DATA SECTION:
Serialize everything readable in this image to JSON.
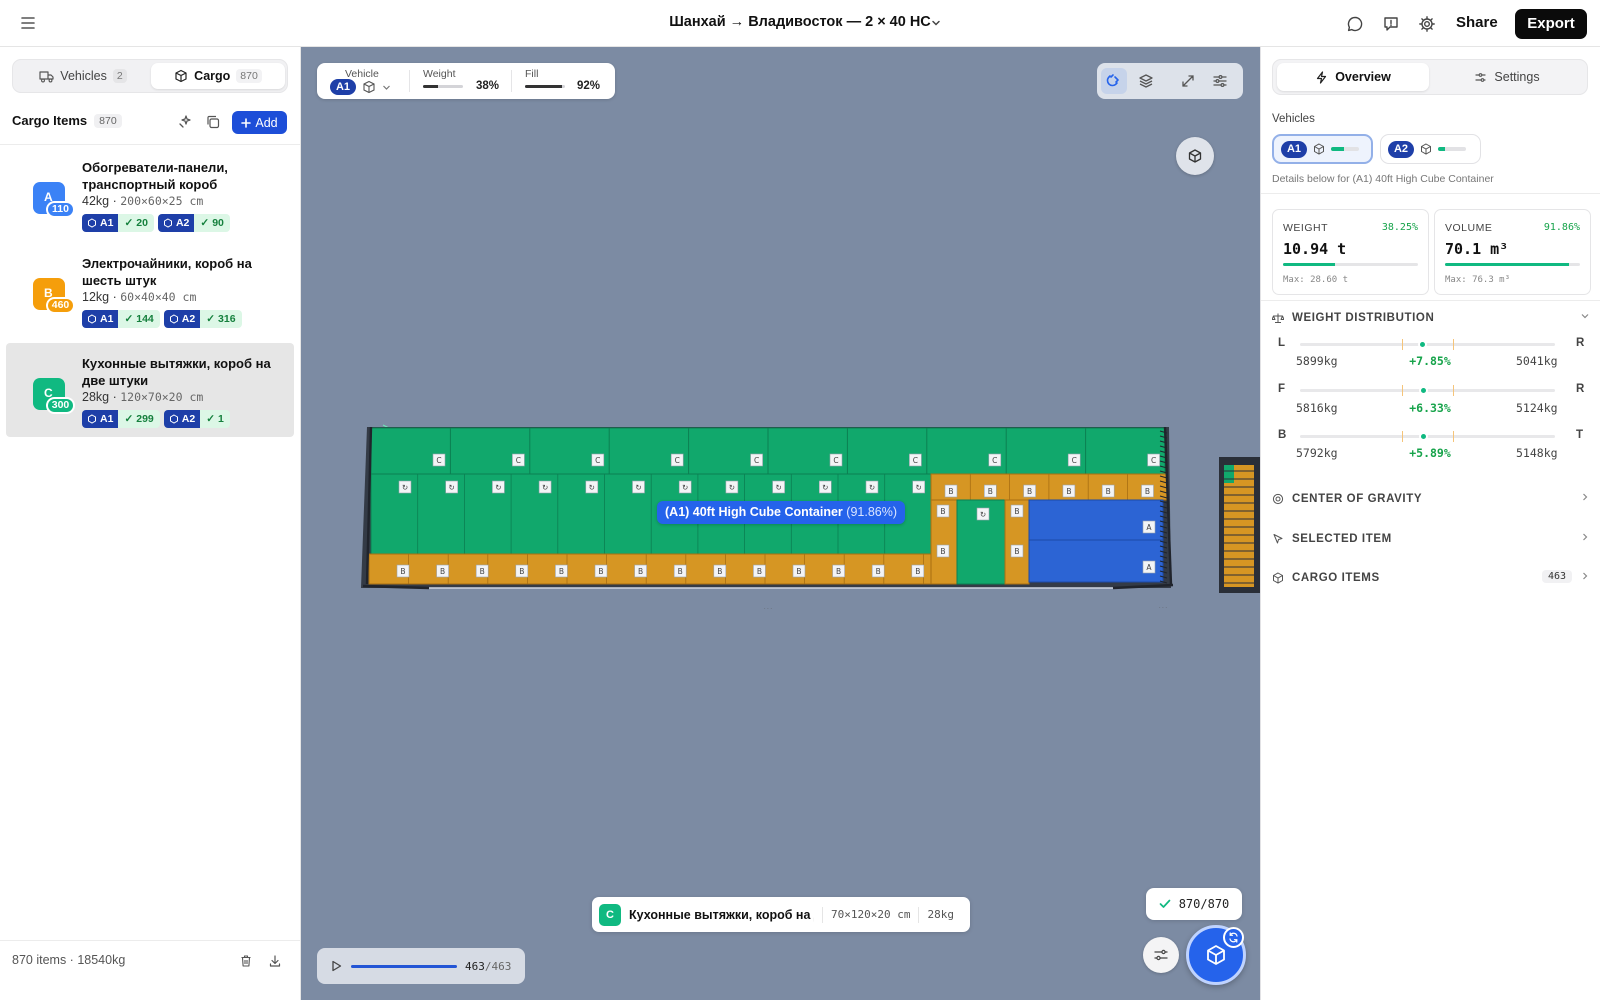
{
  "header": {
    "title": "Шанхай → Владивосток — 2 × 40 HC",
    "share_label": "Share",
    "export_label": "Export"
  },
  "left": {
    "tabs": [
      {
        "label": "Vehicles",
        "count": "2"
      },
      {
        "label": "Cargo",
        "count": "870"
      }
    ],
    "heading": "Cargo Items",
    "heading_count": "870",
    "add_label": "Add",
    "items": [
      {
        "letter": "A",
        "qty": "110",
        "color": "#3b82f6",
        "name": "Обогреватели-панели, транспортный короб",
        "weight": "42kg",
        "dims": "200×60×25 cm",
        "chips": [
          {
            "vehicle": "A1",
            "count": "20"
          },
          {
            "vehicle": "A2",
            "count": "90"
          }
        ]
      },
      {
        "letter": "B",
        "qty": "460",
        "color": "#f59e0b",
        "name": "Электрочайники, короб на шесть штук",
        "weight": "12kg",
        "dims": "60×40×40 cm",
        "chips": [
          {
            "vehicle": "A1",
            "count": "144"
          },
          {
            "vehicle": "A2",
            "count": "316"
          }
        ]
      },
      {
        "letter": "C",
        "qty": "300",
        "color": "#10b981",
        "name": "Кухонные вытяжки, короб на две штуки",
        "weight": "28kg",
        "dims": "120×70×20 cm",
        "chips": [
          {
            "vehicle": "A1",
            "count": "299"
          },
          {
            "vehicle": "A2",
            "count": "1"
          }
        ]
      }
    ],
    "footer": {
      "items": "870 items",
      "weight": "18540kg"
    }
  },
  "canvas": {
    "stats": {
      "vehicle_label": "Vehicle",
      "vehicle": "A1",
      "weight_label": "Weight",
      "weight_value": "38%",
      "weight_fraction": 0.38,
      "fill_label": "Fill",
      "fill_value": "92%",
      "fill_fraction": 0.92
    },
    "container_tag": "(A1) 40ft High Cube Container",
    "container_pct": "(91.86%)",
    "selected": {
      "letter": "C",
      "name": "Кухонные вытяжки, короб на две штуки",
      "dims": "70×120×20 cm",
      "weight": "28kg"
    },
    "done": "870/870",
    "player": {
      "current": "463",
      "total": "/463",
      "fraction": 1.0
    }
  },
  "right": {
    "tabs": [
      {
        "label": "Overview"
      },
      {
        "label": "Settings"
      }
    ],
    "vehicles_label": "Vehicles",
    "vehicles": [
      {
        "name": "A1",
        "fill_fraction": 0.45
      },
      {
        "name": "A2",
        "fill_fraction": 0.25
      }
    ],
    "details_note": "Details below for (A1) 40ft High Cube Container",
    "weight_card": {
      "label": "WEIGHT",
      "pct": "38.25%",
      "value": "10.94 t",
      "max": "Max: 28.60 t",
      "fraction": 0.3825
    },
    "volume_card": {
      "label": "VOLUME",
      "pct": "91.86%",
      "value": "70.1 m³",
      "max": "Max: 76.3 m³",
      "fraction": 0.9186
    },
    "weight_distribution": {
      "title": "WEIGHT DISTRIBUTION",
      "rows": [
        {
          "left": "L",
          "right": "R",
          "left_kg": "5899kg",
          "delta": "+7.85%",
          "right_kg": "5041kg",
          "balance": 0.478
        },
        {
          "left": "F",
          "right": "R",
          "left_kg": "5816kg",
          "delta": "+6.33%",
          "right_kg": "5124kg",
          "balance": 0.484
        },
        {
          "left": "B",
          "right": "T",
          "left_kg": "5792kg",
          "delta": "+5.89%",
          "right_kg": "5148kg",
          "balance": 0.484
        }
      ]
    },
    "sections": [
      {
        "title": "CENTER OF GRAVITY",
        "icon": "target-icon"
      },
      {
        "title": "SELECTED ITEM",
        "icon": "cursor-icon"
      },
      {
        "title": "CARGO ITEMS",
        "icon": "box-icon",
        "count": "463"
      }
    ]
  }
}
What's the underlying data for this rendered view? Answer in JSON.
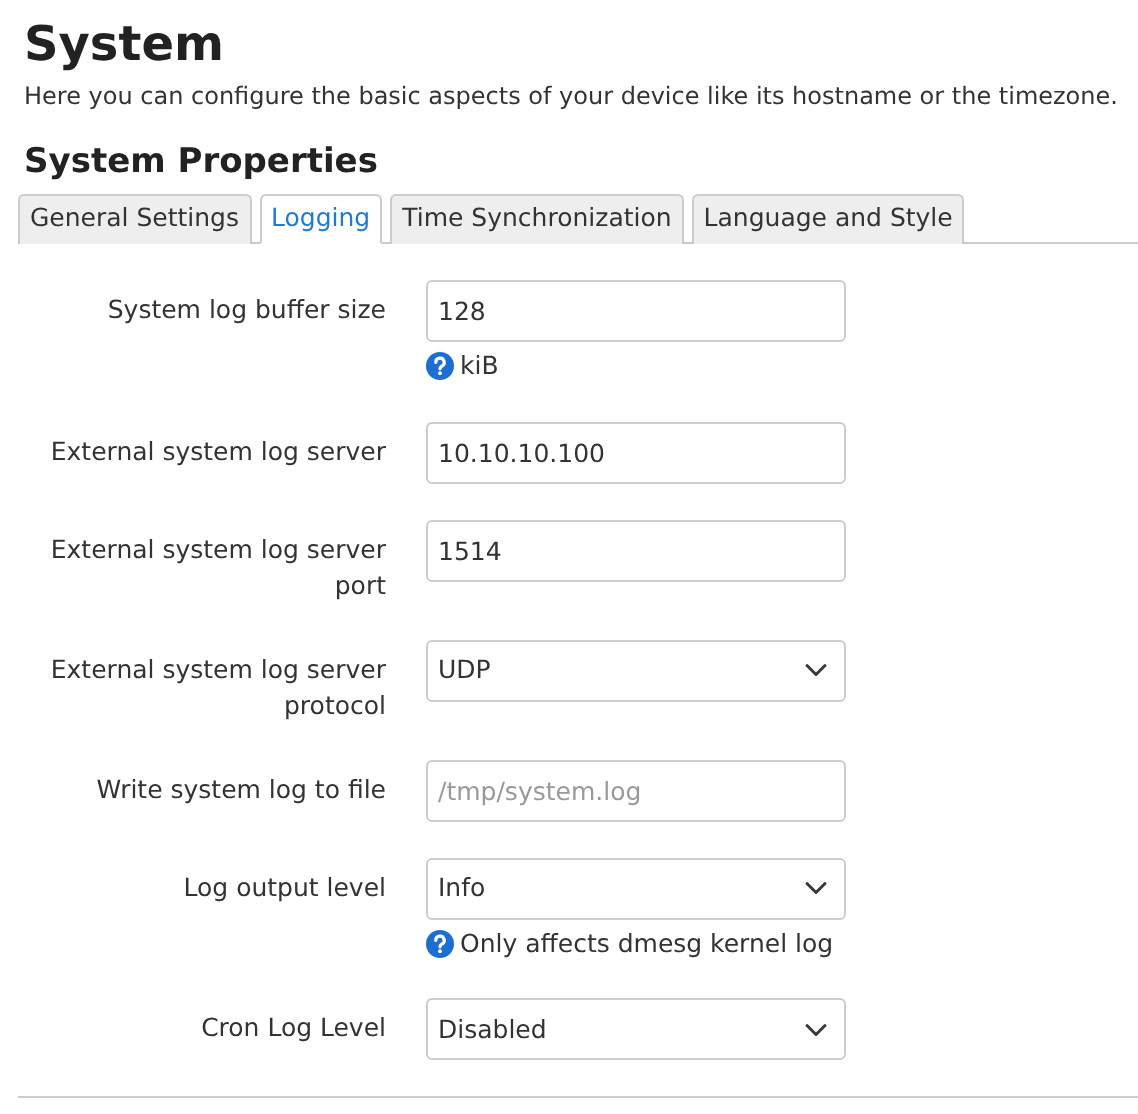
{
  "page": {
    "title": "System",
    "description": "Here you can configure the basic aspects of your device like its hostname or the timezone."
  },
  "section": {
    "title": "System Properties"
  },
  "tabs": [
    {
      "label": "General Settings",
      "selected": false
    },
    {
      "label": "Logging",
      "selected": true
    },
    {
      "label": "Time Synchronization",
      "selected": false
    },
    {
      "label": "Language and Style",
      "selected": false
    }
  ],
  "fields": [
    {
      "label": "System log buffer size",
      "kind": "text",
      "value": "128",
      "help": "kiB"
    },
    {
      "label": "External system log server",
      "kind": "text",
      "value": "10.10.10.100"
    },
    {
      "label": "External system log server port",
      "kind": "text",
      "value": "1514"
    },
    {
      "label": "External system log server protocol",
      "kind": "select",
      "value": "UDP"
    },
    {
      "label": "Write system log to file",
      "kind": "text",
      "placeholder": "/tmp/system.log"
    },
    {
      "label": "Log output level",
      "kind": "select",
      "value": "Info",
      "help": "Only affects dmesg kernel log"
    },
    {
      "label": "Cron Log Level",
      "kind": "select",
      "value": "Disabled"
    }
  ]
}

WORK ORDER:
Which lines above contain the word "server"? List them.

ANSWER SECTION:
      "label": "External system log server",
      "label": "External system log server port",
      "label": "External system log server protocol",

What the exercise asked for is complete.